## YOUR INSTRUCTIONS
No pictures should appear in the copy; otherwise retype the entries exactly.

## Data records for software interfaces
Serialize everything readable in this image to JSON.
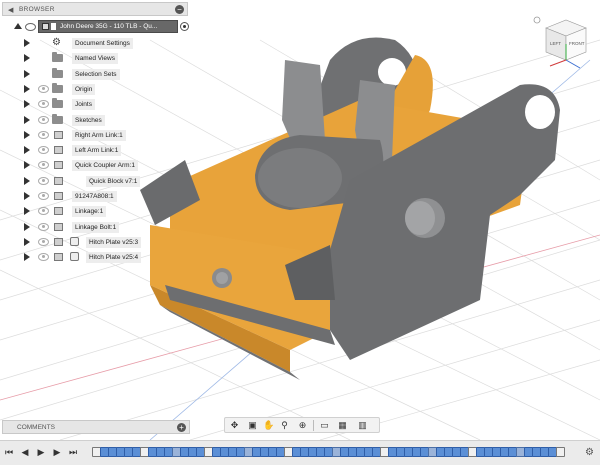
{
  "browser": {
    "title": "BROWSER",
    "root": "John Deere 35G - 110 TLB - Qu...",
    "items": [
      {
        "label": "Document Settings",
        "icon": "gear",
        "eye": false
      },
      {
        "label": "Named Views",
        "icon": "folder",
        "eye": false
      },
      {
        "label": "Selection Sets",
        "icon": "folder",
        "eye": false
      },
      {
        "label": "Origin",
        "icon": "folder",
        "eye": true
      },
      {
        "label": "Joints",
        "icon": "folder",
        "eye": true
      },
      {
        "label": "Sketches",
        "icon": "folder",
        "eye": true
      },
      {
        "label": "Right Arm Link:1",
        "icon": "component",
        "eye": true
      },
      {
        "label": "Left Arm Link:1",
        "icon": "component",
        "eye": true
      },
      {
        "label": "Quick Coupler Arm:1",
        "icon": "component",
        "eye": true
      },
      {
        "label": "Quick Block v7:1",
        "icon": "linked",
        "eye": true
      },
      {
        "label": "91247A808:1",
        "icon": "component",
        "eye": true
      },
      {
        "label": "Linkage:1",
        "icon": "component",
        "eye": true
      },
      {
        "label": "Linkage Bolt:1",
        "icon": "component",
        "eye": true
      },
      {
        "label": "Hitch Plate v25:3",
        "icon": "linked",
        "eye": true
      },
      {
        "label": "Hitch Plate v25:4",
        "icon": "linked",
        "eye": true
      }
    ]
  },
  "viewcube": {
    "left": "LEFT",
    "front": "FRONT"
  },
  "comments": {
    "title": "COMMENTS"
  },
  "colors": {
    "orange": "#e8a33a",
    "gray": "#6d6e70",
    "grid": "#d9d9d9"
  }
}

## OUTPUT FOR THIS EXERCISE
Serialize everything readable in this image to JSON.
{
  "browser": {
    "title": "BROWSER",
    "root": "John Deere 35G - 110 TLB - Qu...",
    "items": [
      {
        "label": "Document Settings",
        "icon": "gear",
        "eye": false
      },
      {
        "label": "Named Views",
        "icon": "folder",
        "eye": false
      },
      {
        "label": "Selection Sets",
        "icon": "folder",
        "eye": false
      },
      {
        "label": "Origin",
        "icon": "folder",
        "eye": true
      },
      {
        "label": "Joints",
        "icon": "folder",
        "eye": true
      },
      {
        "label": "Sketches",
        "icon": "folder",
        "eye": true
      },
      {
        "label": "Right Arm Link:1",
        "icon": "component",
        "eye": true
      },
      {
        "label": "Left Arm Link:1",
        "icon": "component",
        "eye": true
      },
      {
        "label": "Quick Coupler Arm:1",
        "icon": "component",
        "eye": true
      },
      {
        "label": "Quick Block v7:1",
        "icon": "linked",
        "eye": true
      },
      {
        "label": "91247A808:1",
        "icon": "component",
        "eye": true
      },
      {
        "label": "Linkage:1",
        "icon": "component",
        "eye": true
      },
      {
        "label": "Linkage Bolt:1",
        "icon": "component",
        "eye": true
      },
      {
        "label": "Hitch Plate v25:3",
        "icon": "linked",
        "eye": true
      },
      {
        "label": "Hitch Plate v25:4",
        "icon": "linked",
        "eye": true
      }
    ]
  },
  "viewcube": {
    "left": "LEFT",
    "front": "FRONT"
  },
  "comments": {
    "title": "COMMENTS"
  },
  "colors": {
    "orange": "#e8a33a",
    "gray": "#6d6e70",
    "grid": "#d9d9d9"
  }
}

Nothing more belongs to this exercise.